In 2009, Kanye West approached the VMAs stage at New York’s Radio City Music Hall’s, likely unaware that the next thirty seconds would go down in pop-culture history. Taking the microphone from Taylor Swift, who had just won Best Video by a Female Artist, the Chicago producer and rapper said, “I’mma let you finish, but Beyoncé had one of the best videos of all time!”

It wasn’t that West wasn’t controversial before this point, his humiliation of Swift came after claiming in 2005 that George W. Bush didn’t care about black people, and several other awards show-based incidents, it just cemented his position as antagonist-in-chief.

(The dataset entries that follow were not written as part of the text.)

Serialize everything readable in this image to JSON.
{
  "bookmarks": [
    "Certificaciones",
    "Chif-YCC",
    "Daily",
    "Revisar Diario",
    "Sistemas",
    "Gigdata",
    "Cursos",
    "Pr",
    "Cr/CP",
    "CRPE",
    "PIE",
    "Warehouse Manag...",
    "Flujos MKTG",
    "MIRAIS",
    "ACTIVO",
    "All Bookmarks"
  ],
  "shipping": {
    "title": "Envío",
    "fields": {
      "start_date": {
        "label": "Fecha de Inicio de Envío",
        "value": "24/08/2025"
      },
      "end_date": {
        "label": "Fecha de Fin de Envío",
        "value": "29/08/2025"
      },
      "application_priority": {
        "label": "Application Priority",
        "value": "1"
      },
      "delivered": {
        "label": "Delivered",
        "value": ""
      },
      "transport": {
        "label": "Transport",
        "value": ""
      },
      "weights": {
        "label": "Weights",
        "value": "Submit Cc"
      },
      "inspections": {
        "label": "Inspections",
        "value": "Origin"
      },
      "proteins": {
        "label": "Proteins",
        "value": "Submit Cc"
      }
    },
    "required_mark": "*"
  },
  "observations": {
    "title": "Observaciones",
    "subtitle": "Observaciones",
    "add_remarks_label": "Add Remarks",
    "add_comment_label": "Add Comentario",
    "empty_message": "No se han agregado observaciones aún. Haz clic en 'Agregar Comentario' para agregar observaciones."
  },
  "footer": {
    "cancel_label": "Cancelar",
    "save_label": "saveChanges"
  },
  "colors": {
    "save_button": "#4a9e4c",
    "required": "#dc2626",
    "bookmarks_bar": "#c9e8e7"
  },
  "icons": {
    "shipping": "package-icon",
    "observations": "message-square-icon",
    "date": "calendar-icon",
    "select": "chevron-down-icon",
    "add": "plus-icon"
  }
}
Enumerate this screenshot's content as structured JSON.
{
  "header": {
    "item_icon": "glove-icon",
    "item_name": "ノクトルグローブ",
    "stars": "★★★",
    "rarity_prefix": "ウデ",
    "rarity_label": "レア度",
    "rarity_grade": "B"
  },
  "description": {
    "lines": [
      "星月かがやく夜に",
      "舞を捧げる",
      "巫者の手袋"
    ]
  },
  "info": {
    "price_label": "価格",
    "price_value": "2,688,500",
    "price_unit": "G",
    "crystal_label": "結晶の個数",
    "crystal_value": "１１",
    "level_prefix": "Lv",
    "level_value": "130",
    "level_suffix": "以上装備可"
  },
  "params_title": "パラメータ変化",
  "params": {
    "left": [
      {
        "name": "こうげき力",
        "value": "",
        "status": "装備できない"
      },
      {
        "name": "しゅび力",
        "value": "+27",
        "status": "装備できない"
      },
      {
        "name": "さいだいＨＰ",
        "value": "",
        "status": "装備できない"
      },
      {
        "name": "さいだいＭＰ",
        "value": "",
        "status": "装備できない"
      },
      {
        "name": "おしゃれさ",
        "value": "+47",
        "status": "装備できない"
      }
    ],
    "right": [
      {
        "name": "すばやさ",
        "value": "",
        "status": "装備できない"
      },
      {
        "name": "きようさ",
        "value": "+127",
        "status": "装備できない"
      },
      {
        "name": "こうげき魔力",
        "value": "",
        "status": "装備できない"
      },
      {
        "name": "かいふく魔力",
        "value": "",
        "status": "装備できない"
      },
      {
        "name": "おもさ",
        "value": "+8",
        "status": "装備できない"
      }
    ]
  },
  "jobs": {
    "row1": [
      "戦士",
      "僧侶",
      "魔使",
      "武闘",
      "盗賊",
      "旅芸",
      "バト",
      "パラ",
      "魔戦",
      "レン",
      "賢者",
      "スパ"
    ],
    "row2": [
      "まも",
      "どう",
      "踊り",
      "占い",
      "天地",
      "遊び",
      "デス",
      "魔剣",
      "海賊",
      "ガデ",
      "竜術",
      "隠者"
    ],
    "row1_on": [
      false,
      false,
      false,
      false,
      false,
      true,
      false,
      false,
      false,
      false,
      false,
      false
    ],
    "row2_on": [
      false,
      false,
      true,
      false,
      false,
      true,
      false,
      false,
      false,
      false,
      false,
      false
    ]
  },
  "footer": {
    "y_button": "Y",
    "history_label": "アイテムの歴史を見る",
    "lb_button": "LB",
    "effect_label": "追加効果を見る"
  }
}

With the jeers of the world’s media and Donald Trump (there is, always, a quote), West went into exile. The moment was to prove the catalyst for one of the most lauded American albums of the past thirty years.

Earlier in his career, Kanye West’s signature style as a producer earned him plaudits. He innovatively played with the pitch and speed of classic soul tracks, creatively employing classic Luther Vandross, Chaka Khan and the Jackson 5.